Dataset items
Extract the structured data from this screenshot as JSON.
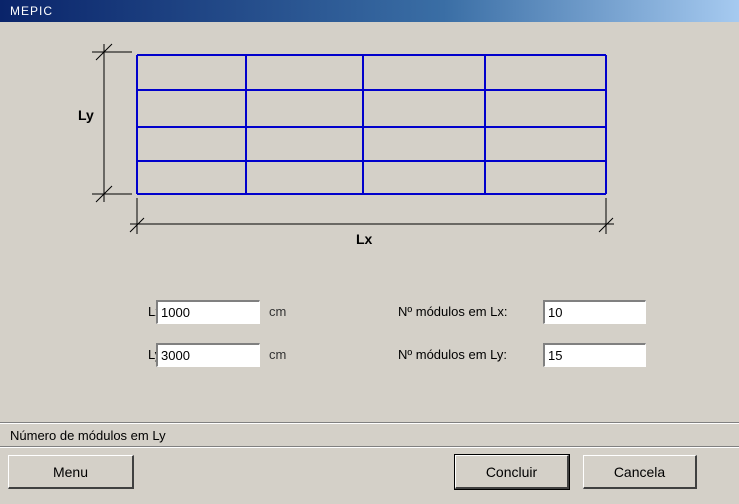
{
  "window": {
    "title": "MEPIC"
  },
  "diagram": {
    "ly_label": "Ly",
    "lx_label": "Lx",
    "grid_columns": 4,
    "grid_rows": 4,
    "line_color": "#0000cc"
  },
  "form": {
    "lx_label": "Lx:",
    "lx_value": "1000",
    "lx_unit": "cm",
    "ly_label": "Ly:",
    "ly_value": "3000",
    "ly_unit": "cm",
    "nlx_label": "Nº módulos em Lx:",
    "nlx_value": "10",
    "nly_label": "Nº módulos em Ly:",
    "nly_value": "15"
  },
  "status": {
    "text": "Número de módulos em Ly"
  },
  "buttons": {
    "menu": "Menu",
    "concluir": "Concluir",
    "cancela": "Cancela"
  }
}
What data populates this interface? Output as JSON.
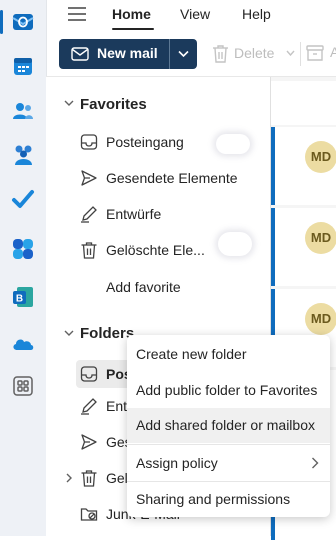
{
  "nav": {
    "tabs": [
      "Home",
      "View",
      "Help"
    ],
    "active_tab": "Home"
  },
  "ribbon": {
    "new_mail": "New mail",
    "delete": "Delete",
    "archive_partial": "A"
  },
  "rail": {
    "apps": [
      "outlook-icon",
      "calendar-icon",
      "people-icon",
      "teams-icon",
      "todo-icon",
      "copilot-icon",
      "bookings-icon",
      "onedrive-icon",
      "more-apps-icon"
    ],
    "accent": "#0f6cbd"
  },
  "favorites": {
    "title": "Favorites",
    "items": [
      {
        "label": "Posteingang",
        "icon": "inbox-icon"
      },
      {
        "label": "Gesendete Elemente",
        "icon": "send-icon"
      },
      {
        "label": "Entwürfe",
        "icon": "draft-icon"
      },
      {
        "label": "Gelöschte Ele...",
        "icon": "trash-icon"
      }
    ],
    "add": "Add favorite"
  },
  "folders": {
    "title": "Folders",
    "items": [
      {
        "label": "Pos",
        "icon": "inbox-icon"
      },
      {
        "label": "Entw",
        "icon": "draft-icon"
      },
      {
        "label": "Ges",
        "icon": "send-icon"
      },
      {
        "label": "Gelö",
        "icon": "trash-icon"
      },
      {
        "label": "Junk-E-Mail",
        "icon": "junk-icon"
      }
    ]
  },
  "mail_list": {
    "avatars": [
      "MD",
      "MD",
      "MD"
    ],
    "avatar_color": "#ecdca2"
  },
  "context_menu": {
    "items": [
      "Create new folder",
      "Add public folder to Favorites",
      "Add shared folder or mailbox",
      "Assign policy",
      "Sharing and permissions"
    ]
  }
}
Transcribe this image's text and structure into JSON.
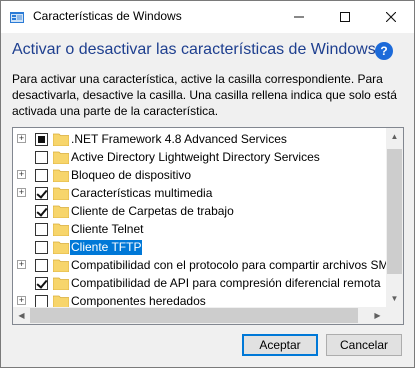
{
  "window": {
    "title": "Características de Windows",
    "minimize_glyph": "—",
    "maximize_glyph": "☐",
    "close_glyph": "✕"
  },
  "header": {
    "heading": "Activar o desactivar las características de Windows",
    "help_glyph": "?",
    "description": "Para activar una característica, active la casilla correspondiente. Para desactivarla, desactive la casilla. Una casilla rellena indica que solo está activada una parte de la característica."
  },
  "features": [
    {
      "label": ".NET Framework 4.8 Advanced Services",
      "state": "partial",
      "expandable": true
    },
    {
      "label": "Active Directory Lightweight Directory Services",
      "state": "unchecked",
      "expandable": false
    },
    {
      "label": "Bloqueo de dispositivo",
      "state": "unchecked",
      "expandable": true
    },
    {
      "label": "Características multimedia",
      "state": "checked",
      "expandable": true
    },
    {
      "label": "Cliente de Carpetas de trabajo",
      "state": "checked",
      "expandable": false
    },
    {
      "label": "Cliente Telnet",
      "state": "unchecked",
      "expandable": false
    },
    {
      "label": "Cliente TFTP",
      "state": "unchecked",
      "expandable": false,
      "selected": true
    },
    {
      "label": "Compatibilidad con el protocolo para compartir archivos SM",
      "state": "unchecked",
      "expandable": true
    },
    {
      "label": "Compatibilidad de API para compresión diferencial remota",
      "state": "checked",
      "expandable": false
    },
    {
      "label": "Componentes heredados",
      "state": "unchecked",
      "expandable": true
    }
  ],
  "buttons": {
    "ok": "Aceptar",
    "cancel": "Cancelar"
  },
  "colors": {
    "heading": "#1e3f8f",
    "selection": "#0078d7",
    "folder": "#f7d56b"
  }
}
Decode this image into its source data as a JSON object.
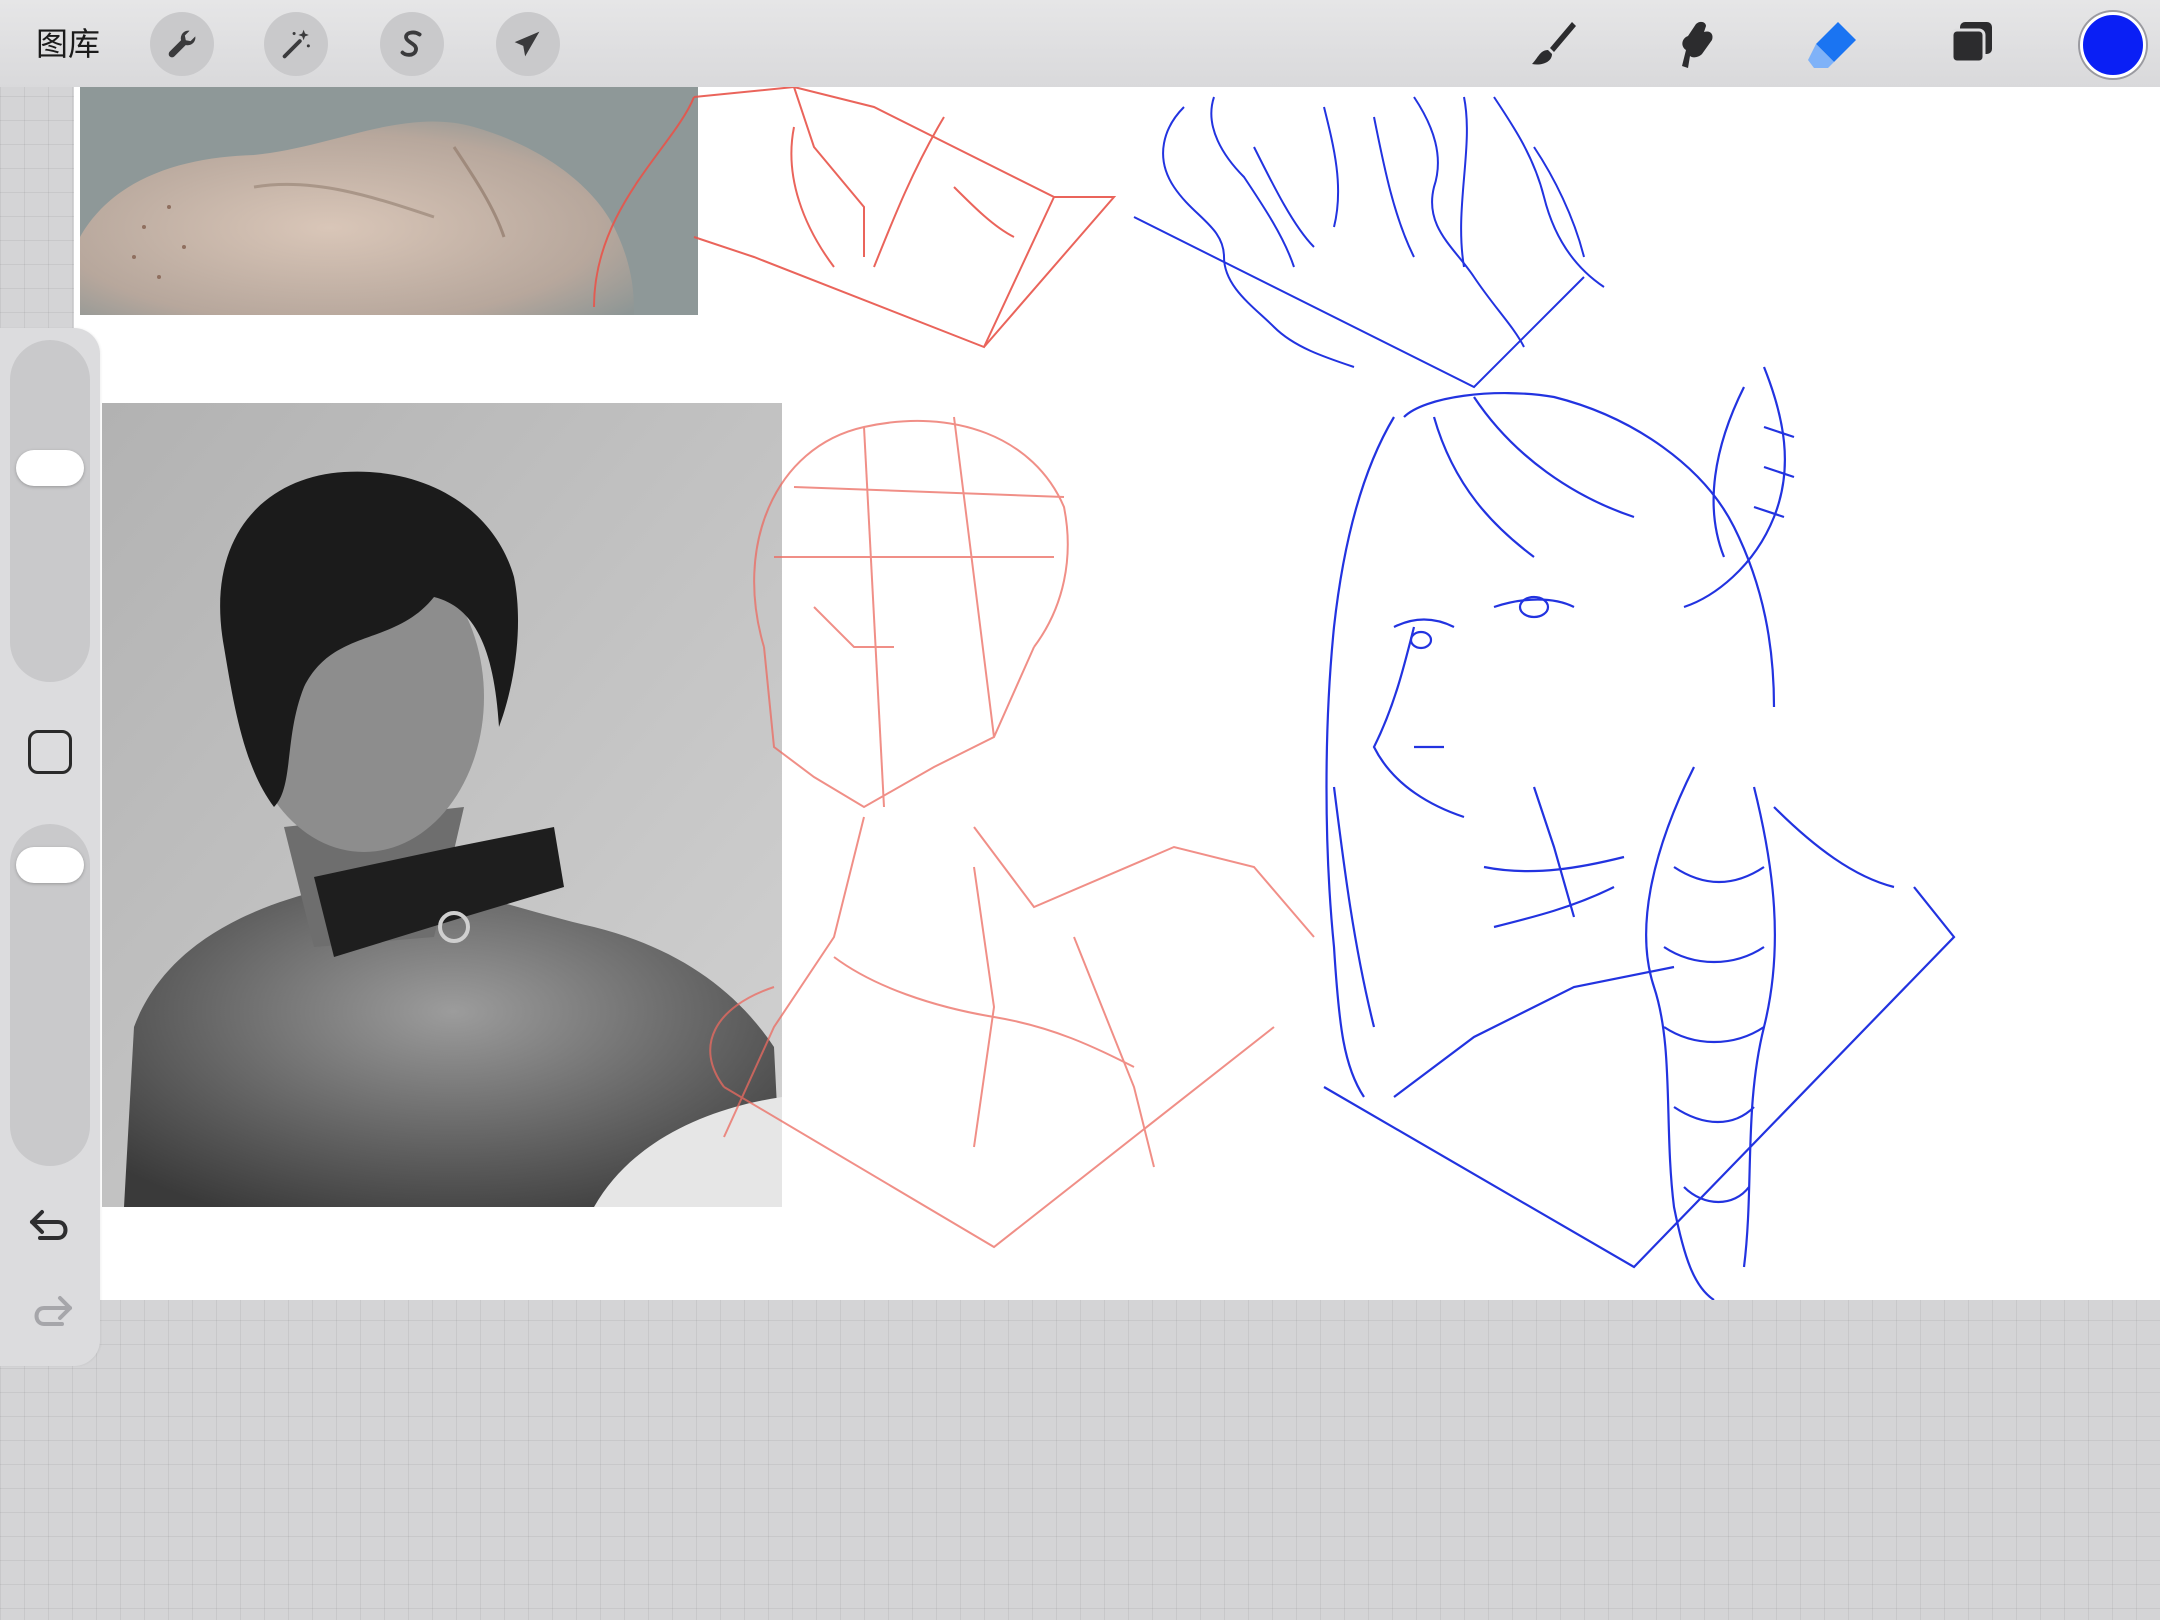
{
  "toolbar": {
    "gallery_label": "图库",
    "left_tools": [
      {
        "name": "actions",
        "icon": "wrench-icon"
      },
      {
        "name": "adjustments",
        "icon": "magic-wand-icon"
      },
      {
        "name": "selection",
        "icon": "selection-s-icon"
      },
      {
        "name": "transform",
        "icon": "arrow-cursor-icon"
      }
    ],
    "right_tools": [
      {
        "name": "brush",
        "icon": "brush-icon",
        "active": false
      },
      {
        "name": "smudge",
        "icon": "smudge-finger-icon",
        "active": false
      },
      {
        "name": "eraser",
        "icon": "eraser-icon",
        "active": true
      },
      {
        "name": "layers",
        "icon": "layers-icon",
        "active": false
      }
    ],
    "current_color": "#0a1ff5"
  },
  "colors": {
    "accent": "#1a74f2",
    "sketch_blue": "#2233e0",
    "sketch_red": "#e8544a"
  },
  "sidebar": {
    "brush_size_level": 0.65,
    "opacity_level": 0.95,
    "modify_icon": "square-icon",
    "undo_icon": "undo-icon",
    "redo_icon": "redo-icon"
  }
}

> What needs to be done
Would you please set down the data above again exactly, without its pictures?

> Result of the exercise
Extract the structured data from this screenshot as JSON.
{
  "window": {
    "title": "MEPIC"
  },
  "diagram": {
    "ly_label": "Ly",
    "lx_label": "Lx",
    "grid_columns": 4,
    "grid_rows": 4,
    "line_color": "#0000cc"
  },
  "form": {
    "lx_label": "Lx:",
    "lx_value": "1000",
    "lx_unit": "cm",
    "ly_label": "Ly:",
    "ly_value": "3000",
    "ly_unit": "cm",
    "nlx_label": "Nº módulos em Lx:",
    "nlx_value": "10",
    "nly_label": "Nº módulos em Ly:",
    "nly_value": "15"
  },
  "status": {
    "text": "Número de módulos em Ly"
  },
  "buttons": {
    "menu": "Menu",
    "concluir": "Concluir",
    "cancela": "Cancela"
  }
}
What data populates this interface? Output as JSON.
{
  "nav": {
    "tabs": [
      "Home",
      "View",
      "Help"
    ],
    "active_tab": "Home"
  },
  "ribbon": {
    "new_mail": "New mail",
    "delete": "Delete",
    "archive_partial": "A"
  },
  "rail": {
    "apps": [
      "outlook-icon",
      "calendar-icon",
      "people-icon",
      "teams-icon",
      "todo-icon",
      "copilot-icon",
      "bookings-icon",
      "onedrive-icon",
      "more-apps-icon"
    ],
    "accent": "#0f6cbd"
  },
  "favorites": {
    "title": "Favorites",
    "items": [
      {
        "label": "Posteingang",
        "icon": "inbox-icon"
      },
      {
        "label": "Gesendete Elemente",
        "icon": "send-icon"
      },
      {
        "label": "Entwürfe",
        "icon": "draft-icon"
      },
      {
        "label": "Gelöschte Ele...",
        "icon": "trash-icon"
      }
    ],
    "add": "Add favorite"
  },
  "folders": {
    "title": "Folders",
    "items": [
      {
        "label": "Pos",
        "icon": "inbox-icon"
      },
      {
        "label": "Entw",
        "icon": "draft-icon"
      },
      {
        "label": "Ges",
        "icon": "send-icon"
      },
      {
        "label": "Gelö",
        "icon": "trash-icon"
      },
      {
        "label": "Junk-E-Mail",
        "icon": "junk-icon"
      }
    ]
  },
  "mail_list": {
    "avatars": [
      "MD",
      "MD",
      "MD"
    ],
    "avatar_color": "#ecdca2"
  },
  "context_menu": {
    "items": [
      "Create new folder",
      "Add public folder to Favorites",
      "Add shared folder or mailbox",
      "Assign policy",
      "Sharing and permissions"
    ]
  }
}
Transcribe this image's text and structure into JSON.
{
  "window": {
    "title": "Características de Windows",
    "minimize_glyph": "—",
    "maximize_glyph": "☐",
    "close_glyph": "✕"
  },
  "header": {
    "heading": "Activar o desactivar las características de Windows",
    "help_glyph": "?",
    "description": "Para activar una característica, active la casilla correspondiente. Para desactivarla, desactive la casilla. Una casilla rellena indica que solo está activada una parte de la característica."
  },
  "features": [
    {
      "label": ".NET Framework 4.8 Advanced Services",
      "state": "partial",
      "expandable": true
    },
    {
      "label": "Active Directory Lightweight Directory Services",
      "state": "unchecked",
      "expandable": false
    },
    {
      "label": "Bloqueo de dispositivo",
      "state": "unchecked",
      "expandable": true
    },
    {
      "label": "Características multimedia",
      "state": "checked",
      "expandable": true
    },
    {
      "label": "Cliente de Carpetas de trabajo",
      "state": "checked",
      "expandable": false
    },
    {
      "label": "Cliente Telnet",
      "state": "unchecked",
      "expandable": false
    },
    {
      "label": "Cliente TFTP",
      "state": "unchecked",
      "expandable": false,
      "selected": true
    },
    {
      "label": "Compatibilidad con el protocolo para compartir archivos SM",
      "state": "unchecked",
      "expandable": true
    },
    {
      "label": "Compatibilidad de API para compresión diferencial remota",
      "state": "checked",
      "expandable": false
    },
    {
      "label": "Componentes heredados",
      "state": "unchecked",
      "expandable": true
    }
  ],
  "buttons": {
    "ok": "Aceptar",
    "cancel": "Cancelar"
  },
  "colors": {
    "heading": "#1e3f8f",
    "selection": "#0078d7",
    "folder": "#f7d56b"
  }
}
Decode this image into its source data as a JSON object.
{
  "toolbar": {
    "gallery_label": "图库",
    "left_tools": [
      {
        "name": "actions",
        "icon": "wrench-icon"
      },
      {
        "name": "adjustments",
        "icon": "magic-wand-icon"
      },
      {
        "name": "selection",
        "icon": "selection-s-icon"
      },
      {
        "name": "transform",
        "icon": "arrow-cursor-icon"
      }
    ],
    "right_tools": [
      {
        "name": "brush",
        "icon": "brush-icon",
        "active": false
      },
      {
        "name": "smudge",
        "icon": "smudge-finger-icon",
        "active": false
      },
      {
        "name": "eraser",
        "icon": "eraser-icon",
        "active": true
      },
      {
        "name": "layers",
        "icon": "layers-icon",
        "active": false
      }
    ],
    "current_color": "#0a1ff5"
  },
  "colors": {
    "accent": "#1a74f2",
    "sketch_blue": "#2233e0",
    "sketch_red": "#e8544a"
  },
  "sidebar": {
    "brush_size_level": 0.65,
    "opacity_level": 0.95,
    "modify_icon": "square-icon",
    "undo_icon": "undo-icon",
    "redo_icon": "redo-icon"
  }
}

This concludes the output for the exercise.